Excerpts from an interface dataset
++++++++

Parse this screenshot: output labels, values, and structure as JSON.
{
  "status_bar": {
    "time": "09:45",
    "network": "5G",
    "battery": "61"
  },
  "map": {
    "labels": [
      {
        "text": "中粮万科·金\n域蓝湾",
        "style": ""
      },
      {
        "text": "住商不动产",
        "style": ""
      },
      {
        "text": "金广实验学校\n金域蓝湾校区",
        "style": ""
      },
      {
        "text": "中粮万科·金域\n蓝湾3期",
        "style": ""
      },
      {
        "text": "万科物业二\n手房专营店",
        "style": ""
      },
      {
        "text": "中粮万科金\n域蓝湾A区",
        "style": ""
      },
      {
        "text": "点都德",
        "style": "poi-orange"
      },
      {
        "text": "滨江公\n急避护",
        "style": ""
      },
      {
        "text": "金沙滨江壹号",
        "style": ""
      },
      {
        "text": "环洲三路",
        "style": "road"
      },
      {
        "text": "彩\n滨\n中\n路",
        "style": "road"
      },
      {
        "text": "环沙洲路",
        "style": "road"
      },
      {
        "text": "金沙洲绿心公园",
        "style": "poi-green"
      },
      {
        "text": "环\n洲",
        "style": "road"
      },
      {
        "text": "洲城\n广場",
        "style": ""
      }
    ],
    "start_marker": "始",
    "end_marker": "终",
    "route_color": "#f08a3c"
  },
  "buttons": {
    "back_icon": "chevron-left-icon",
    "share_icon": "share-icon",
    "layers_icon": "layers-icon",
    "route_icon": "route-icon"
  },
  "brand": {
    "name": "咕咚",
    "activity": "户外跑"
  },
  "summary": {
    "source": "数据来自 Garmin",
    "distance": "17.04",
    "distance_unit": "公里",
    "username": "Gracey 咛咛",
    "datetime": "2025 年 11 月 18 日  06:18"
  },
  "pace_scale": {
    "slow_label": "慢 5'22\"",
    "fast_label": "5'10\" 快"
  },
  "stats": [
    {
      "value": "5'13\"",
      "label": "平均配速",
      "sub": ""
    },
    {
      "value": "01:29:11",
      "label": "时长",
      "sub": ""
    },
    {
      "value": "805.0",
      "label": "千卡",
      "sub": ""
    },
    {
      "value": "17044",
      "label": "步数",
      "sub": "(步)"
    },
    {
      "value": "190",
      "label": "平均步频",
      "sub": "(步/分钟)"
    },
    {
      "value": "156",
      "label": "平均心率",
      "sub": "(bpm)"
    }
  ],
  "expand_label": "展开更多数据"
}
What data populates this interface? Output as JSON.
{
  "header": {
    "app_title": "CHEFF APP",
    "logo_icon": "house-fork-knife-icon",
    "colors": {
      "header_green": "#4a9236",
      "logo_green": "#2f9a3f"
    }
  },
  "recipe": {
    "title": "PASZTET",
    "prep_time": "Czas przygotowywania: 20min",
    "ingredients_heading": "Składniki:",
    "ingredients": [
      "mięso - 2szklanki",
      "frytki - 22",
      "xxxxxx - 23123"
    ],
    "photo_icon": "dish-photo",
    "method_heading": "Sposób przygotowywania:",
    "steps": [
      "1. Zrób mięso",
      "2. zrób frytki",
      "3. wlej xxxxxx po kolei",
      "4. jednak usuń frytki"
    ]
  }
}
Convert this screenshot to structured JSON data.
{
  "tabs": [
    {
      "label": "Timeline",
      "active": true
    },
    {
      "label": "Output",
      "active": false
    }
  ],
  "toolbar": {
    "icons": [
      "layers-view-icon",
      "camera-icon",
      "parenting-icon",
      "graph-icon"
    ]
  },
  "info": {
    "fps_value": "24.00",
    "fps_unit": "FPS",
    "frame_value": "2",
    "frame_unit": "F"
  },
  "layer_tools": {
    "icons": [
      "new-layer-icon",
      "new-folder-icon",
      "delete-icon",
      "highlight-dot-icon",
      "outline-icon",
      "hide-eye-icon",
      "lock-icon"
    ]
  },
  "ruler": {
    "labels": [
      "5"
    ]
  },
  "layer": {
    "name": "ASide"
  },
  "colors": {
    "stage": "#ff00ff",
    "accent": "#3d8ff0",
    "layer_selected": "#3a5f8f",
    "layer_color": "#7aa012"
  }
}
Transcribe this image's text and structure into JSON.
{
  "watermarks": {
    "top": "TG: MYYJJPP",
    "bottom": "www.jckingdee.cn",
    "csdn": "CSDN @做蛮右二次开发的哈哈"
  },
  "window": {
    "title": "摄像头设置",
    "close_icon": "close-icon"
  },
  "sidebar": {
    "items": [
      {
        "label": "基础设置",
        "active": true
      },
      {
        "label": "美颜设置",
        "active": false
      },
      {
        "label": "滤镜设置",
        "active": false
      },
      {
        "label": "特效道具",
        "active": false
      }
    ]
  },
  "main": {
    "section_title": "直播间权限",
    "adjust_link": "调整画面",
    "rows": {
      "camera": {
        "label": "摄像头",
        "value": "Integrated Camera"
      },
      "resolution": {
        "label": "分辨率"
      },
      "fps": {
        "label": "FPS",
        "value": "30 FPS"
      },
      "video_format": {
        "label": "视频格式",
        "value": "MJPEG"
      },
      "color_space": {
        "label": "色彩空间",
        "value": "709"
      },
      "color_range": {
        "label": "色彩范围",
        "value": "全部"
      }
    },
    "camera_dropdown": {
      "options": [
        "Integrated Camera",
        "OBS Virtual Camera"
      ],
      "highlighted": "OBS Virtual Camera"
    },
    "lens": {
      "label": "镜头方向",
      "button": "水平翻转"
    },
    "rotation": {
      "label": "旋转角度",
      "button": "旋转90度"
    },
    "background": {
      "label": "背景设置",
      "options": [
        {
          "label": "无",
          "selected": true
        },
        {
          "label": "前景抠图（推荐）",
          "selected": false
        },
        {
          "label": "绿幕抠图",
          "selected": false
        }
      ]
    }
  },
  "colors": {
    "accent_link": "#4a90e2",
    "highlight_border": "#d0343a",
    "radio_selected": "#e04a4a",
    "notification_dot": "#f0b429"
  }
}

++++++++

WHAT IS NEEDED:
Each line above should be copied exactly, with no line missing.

WRITTEN ANSWER:
Parse this screenshot: output labels, values, and structure as JSON.
{
  "status_bar": {
    "time": "09:45",
    "network": "5G",
    "battery": "61"
  },
  "map": {
    "labels": [
      {
        "text": "中粮万科·金\n域蓝湾",
        "style": ""
      },
      {
        "text": "住商不动产",
        "style": ""
      },
      {
        "text": "金广实验学校\n金域蓝湾校区",
        "style": ""
      },
      {
        "text": "中粮万科·金域\n蓝湾3期",
        "style": ""
      },
      {
        "text": "万科物业二\n手房专营店",
        "style": ""
      },
      {
        "text": "中粮万科金\n域蓝湾A区",
        "style": ""
      },
      {
        "text": "点都德",
        "style": "poi-orange"
      },
      {
        "text": "滨江公\n急避护",
        "style": ""
      },
      {
        "text": "金沙滨江壹号",
        "style": ""
      },
      {
        "text": "环洲三路",
        "style": "road"
      },
      {
        "text": "彩\n滨\n中\n路",
        "style": "road"
      },
      {
        "text": "环沙洲路",
        "style": "road"
      },
      {
        "text": "金沙洲绿心公园",
        "style": "poi-green"
      },
      {
        "text": "环\n洲",
        "style": "road"
      },
      {
        "text": "洲城\n广場",
        "style": ""
      }
    ],
    "start_marker": "始",
    "end_marker": "终",
    "route_color": "#f08a3c"
  },
  "buttons": {
    "back_icon": "chevron-left-icon",
    "share_icon": "share-icon",
    "layers_icon": "layers-icon",
    "route_icon": "route-icon"
  },
  "brand": {
    "name": "咕咚",
    "activity": "户外跑"
  },
  "summary": {
    "source": "数据来自 Garmin",
    "distance": "17.04",
    "distance_unit": "公里",
    "username": "Gracey 咛咛",
    "datetime": "2025 年 11 月 18 日  06:18"
  },
  "pace_scale": {
    "slow_label": "慢 5'22\"",
    "fast_label": "5'10\" 快"
  },
  "stats": [
    {
      "value": "5'13\"",
      "label": "平均配速",
      "sub": ""
    },
    {
      "value": "01:29:11",
      "label": "时长",
      "sub": ""
    },
    {
      "value": "805.0",
      "label": "千卡",
      "sub": ""
    },
    {
      "value": "17044",
      "label": "步数",
      "sub": "(步)"
    },
    {
      "value": "190",
      "label": "平均步频",
      "sub": "(步/分钟)"
    },
    {
      "value": "156",
      "label": "平均心率",
      "sub": "(bpm)"
    }
  ],
  "expand_label": "展开更多数据"
}
What data populates this interface? Output as JSON.
{
  "header": {
    "app_title": "CHEFF APP",
    "logo_icon": "house-fork-knife-icon",
    "colors": {
      "header_green": "#4a9236",
      "logo_green": "#2f9a3f"
    }
  },
  "recipe": {
    "title": "PASZTET",
    "prep_time": "Czas przygotowywania: 20min",
    "ingredients_heading": "Składniki:",
    "ingredients": [
      "mięso - 2szklanki",
      "frytki - 22",
      "xxxxxx - 23123"
    ],
    "photo_icon": "dish-photo",
    "method_heading": "Sposób przygotowywania:",
    "steps": [
      "1. Zrób mięso",
      "2. zrób frytki",
      "3. wlej xxxxxx po kolei",
      "4. jednak usuń frytki"
    ]
  }
}
Convert this screenshot to structured JSON data.
{
  "tabs": [
    {
      "label": "Timeline",
      "active": true
    },
    {
      "label": "Output",
      "active": false
    }
  ],
  "toolbar": {
    "icons": [
      "layers-view-icon",
      "camera-icon",
      "parenting-icon",
      "graph-icon"
    ]
  },
  "info": {
    "fps_value": "24.00",
    "fps_unit": "FPS",
    "frame_value": "2",
    "frame_unit": "F"
  },
  "layer_tools": {
    "icons": [
      "new-layer-icon",
      "new-folder-icon",
      "delete-icon",
      "highlight-dot-icon",
      "outline-icon",
      "hide-eye-icon",
      "lock-icon"
    ]
  },
  "ruler": {
    "labels": [
      "5"
    ]
  },
  "layer": {
    "name": "ASide"
  },
  "colors": {
    "stage": "#ff00ff",
    "accent": "#3d8ff0",
    "layer_selected": "#3a5f8f",
    "layer_color": "#7aa012"
  }
}
Transcribe this image's text and structure into JSON.
{
  "watermarks": {
    "top": "TG: MYYJJPP",
    "bottom": "www.jckingdee.cn",
    "csdn": "CSDN @做蛮右二次开发的哈哈"
  },
  "window": {
    "title": "摄像头设置",
    "close_icon": "close-icon"
  },
  "sidebar": {
    "items": [
      {
        "label": "基础设置",
        "active": true
      },
      {
        "label": "美颜设置",
        "active": false
      },
      {
        "label": "滤镜设置",
        "active": false
      },
      {
        "label": "特效道具",
        "active": false
      }
    ]
  },
  "main": {
    "section_title": "直播间权限",
    "adjust_link": "调整画面",
    "rows": {
      "camera": {
        "label": "摄像头",
        "value": "Integrated Camera"
      },
      "resolution": {
        "label": "分辨率"
      },
      "fps": {
        "label": "FPS",
        "value": "30 FPS"
      },
      "video_format": {
        "label": "视频格式",
        "value": "MJPEG"
      },
      "color_space": {
        "label": "色彩空间",
        "value": "709"
      },
      "color_range": {
        "label": "色彩范围",
        "value": "全部"
      }
    },
    "camera_dropdown": {
      "options": [
        "Integrated Camera",
        "OBS Virtual Camera"
      ],
      "highlighted": "OBS Virtual Camera"
    },
    "lens": {
      "label": "镜头方向",
      "button": "水平翻转"
    },
    "rotation": {
      "label": "旋转角度",
      "button": "旋转90度"
    },
    "background": {
      "label": "背景设置",
      "options": [
        {
          "label": "无",
          "selected": true
        },
        {
          "label": "前景抠图（推荐）",
          "selected": false
        },
        {
          "label": "绿幕抠图",
          "selected": false
        }
      ]
    }
  },
  "colors": {
    "accent_link": "#4a90e2",
    "highlight_border": "#d0343a",
    "radio_selected": "#e04a4a",
    "notification_dot": "#f0b429"
  }
}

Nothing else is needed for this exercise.